The High Court division of the Supreme Court issued its judgment in the case on July 8, 2010, criticizing the Bangladesh government for not protecting its citizens, especially women, from cruel, inhuman, and degrading treatment or punishment. Saying that the punishments contravened constitutional guarantees of the rights to life and liberty, the court directed the government to investigate and prosecute those responsible and to take preventive steps with awareness campaigns in schools, colleges, and madrasas. It instructed the Ministry of Local Government to inform all law enforcement and local government officials that extrajudicial punishments are criminal offenses.
On February 2, 2011, the High Court issued an additional order directing the government to publicize as an urgent matter, through electronic and print media, that extrajudicial punishments are unconstitutional and punishable offenses. On May 12, the Supreme Court reiterated that “[n]o punishment, including physical violence and/or mental torture in any form can he imposed or inflicted on anybody in pursuance of fatwa.” The court further held that fatwas can be issued only by “properly educated persons” and clarified that even where issued, they are not binding and cannot be enforced.

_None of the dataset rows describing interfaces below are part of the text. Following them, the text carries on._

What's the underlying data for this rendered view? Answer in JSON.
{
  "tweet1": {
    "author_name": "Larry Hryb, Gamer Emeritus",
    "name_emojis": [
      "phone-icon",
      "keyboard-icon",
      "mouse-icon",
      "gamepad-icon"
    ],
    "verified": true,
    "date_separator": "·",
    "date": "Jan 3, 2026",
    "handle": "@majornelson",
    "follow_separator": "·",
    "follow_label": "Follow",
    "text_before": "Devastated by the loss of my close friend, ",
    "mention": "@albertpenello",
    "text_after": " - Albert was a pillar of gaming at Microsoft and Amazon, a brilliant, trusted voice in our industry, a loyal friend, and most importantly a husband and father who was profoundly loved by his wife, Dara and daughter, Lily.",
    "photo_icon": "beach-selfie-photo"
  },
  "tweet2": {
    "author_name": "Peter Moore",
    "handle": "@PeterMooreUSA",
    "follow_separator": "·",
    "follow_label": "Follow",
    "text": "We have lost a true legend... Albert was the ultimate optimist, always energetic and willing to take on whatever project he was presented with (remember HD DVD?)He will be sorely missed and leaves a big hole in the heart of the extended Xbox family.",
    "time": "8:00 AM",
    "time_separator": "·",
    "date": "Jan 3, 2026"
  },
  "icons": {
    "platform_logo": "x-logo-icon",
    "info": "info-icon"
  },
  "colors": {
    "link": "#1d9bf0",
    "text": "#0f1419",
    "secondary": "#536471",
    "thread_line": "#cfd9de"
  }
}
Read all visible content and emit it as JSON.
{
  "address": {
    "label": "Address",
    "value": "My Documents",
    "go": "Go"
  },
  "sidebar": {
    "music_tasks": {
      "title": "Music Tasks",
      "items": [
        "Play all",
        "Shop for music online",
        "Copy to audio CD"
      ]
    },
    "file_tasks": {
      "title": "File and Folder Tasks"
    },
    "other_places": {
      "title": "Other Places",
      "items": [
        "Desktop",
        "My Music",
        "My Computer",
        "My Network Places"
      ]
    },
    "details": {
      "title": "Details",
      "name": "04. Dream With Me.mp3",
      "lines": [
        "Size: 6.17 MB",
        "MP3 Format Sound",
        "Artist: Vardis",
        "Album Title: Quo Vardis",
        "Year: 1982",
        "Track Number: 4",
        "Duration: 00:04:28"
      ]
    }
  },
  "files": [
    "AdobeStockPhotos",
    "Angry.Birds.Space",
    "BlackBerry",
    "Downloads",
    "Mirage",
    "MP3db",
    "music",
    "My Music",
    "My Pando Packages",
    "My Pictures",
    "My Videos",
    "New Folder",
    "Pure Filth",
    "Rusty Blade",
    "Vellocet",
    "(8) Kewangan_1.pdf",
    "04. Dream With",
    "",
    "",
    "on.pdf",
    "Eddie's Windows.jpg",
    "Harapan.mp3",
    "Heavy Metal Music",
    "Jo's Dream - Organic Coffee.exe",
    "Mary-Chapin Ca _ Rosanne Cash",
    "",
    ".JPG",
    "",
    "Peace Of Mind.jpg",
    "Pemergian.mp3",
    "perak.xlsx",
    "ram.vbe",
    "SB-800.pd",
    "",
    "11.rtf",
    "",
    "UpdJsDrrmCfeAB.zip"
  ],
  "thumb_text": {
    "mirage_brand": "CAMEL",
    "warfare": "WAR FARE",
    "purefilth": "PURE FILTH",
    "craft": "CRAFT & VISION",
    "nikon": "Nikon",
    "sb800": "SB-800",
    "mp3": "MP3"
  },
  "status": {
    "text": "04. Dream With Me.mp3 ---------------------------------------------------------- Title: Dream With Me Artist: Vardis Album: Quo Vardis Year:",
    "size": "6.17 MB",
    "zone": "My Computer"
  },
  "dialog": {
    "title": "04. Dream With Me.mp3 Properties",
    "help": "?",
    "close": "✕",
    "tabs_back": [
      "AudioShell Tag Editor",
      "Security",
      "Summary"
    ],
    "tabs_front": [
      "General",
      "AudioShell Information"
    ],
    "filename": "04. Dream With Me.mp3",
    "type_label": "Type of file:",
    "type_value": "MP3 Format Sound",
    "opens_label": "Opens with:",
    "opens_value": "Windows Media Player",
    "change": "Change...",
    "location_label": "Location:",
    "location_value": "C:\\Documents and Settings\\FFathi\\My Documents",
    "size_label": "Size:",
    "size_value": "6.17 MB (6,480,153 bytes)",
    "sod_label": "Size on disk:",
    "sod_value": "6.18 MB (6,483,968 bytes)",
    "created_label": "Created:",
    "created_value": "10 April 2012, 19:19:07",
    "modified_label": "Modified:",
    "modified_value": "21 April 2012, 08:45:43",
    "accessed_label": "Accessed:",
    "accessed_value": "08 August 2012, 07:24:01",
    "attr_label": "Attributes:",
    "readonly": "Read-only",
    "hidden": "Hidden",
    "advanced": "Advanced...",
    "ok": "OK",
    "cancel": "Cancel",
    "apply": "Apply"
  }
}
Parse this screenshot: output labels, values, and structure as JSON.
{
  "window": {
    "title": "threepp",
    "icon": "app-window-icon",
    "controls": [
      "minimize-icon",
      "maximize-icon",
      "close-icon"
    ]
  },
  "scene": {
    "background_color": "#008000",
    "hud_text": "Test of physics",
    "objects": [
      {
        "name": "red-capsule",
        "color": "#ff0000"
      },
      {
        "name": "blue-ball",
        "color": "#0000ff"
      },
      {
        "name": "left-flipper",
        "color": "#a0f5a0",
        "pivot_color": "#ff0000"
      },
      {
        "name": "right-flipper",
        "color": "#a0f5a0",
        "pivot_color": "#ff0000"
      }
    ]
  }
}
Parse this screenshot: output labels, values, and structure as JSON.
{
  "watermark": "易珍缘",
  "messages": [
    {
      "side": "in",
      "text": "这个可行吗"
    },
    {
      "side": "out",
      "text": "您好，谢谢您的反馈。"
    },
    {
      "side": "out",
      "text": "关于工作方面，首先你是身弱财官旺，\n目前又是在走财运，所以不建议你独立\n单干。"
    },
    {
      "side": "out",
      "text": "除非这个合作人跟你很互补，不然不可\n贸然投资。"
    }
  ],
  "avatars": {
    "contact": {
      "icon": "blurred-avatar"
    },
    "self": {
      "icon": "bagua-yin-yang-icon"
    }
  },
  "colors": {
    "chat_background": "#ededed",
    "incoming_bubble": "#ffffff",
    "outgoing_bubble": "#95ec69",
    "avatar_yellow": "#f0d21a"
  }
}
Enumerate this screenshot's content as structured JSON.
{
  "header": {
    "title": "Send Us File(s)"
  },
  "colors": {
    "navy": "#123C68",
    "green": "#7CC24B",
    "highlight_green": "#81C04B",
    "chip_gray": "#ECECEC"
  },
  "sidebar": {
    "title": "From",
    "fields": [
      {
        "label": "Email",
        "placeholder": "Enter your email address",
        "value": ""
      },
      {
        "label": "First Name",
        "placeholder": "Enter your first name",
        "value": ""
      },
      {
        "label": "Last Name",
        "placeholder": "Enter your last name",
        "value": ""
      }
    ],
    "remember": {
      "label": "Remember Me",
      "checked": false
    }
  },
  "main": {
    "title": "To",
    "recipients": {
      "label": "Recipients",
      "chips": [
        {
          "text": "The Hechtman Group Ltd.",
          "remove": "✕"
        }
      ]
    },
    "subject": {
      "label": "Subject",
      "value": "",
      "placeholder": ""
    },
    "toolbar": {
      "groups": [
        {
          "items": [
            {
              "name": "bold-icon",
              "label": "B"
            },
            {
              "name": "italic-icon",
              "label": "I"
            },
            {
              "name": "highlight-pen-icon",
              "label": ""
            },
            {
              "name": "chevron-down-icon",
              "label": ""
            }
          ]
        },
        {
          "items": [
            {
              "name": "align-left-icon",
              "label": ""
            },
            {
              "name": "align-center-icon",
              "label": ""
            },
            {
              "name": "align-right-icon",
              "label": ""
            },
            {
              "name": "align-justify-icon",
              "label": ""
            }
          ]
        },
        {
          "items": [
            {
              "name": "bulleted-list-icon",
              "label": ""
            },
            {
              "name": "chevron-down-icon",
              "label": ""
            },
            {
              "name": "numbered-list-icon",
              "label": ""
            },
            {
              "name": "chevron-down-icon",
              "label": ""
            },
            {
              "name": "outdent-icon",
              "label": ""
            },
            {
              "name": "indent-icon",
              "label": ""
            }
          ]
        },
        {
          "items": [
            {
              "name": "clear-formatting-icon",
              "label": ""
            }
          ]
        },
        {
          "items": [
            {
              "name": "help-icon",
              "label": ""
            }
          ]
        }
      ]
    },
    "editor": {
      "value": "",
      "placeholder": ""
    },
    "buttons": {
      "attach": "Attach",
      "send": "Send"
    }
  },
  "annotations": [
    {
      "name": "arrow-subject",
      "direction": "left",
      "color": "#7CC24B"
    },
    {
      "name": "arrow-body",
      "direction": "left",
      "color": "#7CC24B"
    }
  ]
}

Commenting on the Supreme Court verdict, Sara Hossain, a lawyer involved in the Supreme Court case, said that women’s rights groups were relieved to see the highest court strongly condemning extrajudicial punishments in the name of fatwas. But women’s rights activists in Bangladesh remain deeply concerned that the highest court had left the door open for the issuance of fatwas and the potential threats to women’s rights to equality, she said.
“Akhter’s public flogging and death is a stark reminder of the Bangladesh government’s failure to prevent this type of violence,” said Khushi Kabir, coordinator for Nijera Kori. “The High Court has been very clear that the government must stop inhumane and illegal punishments and the government’s failure to do so costs lives.”
Local groups that followed the case said that during the investigation of Akhter’s death, doctors falsified initial autopsy reports to say that the girl’s body bore no injury marks. The High Court intervened and ordered another autopsy, which reported signs of injuries. A criminal investigation is under way against those involved in Akhter’s flogging as well as the doctors who fudged the initial autopsy report.
Local activists, who routinely monitor newspapers and electronic media, have said that the government has issued no public messages against extrajudicial punishments. ASK collated news reports of at least 16 such cases between January and May 2011. While Akhter died because of her injuries, ASK has found news reports that at least three other girls committed suicide because of the public humiliation they faced.
One girl killed herself, news reports say, after a local shalish in Cox’s Bazar publicly flogged her in May for allegedly having an affair with her brother’s friend. Another killed herself after a local shalish in Lakhipur district in April ordered her to be isolated and ostracized to punish her for an alleged affair. In January, a local shalish blackened a woman’s face with coal, forced her to wear a garland of shoes, and paraded her around the village for marrying her brother-in-law long after her husband had died. Her parents later found her dead in her house and said she had committed suicide after the incident.
“The government has pledged to uphold our laws and constitution, and part of that promise is to prevent, prosecute, and punish these criminal extrajudicial punishments,” said Faustina Pereira, director of BRAC Human Rights and Legal Aid Services. “There is no excuse for not acting.”
In November 2010, Bangladesh was elected to the board of the international agency UN Women, assuming a new role in the international arena on women’s rights. With this new role, Bangladesh should ramp up its efforts to protect women’s rights in-country, Human Rights Watch said.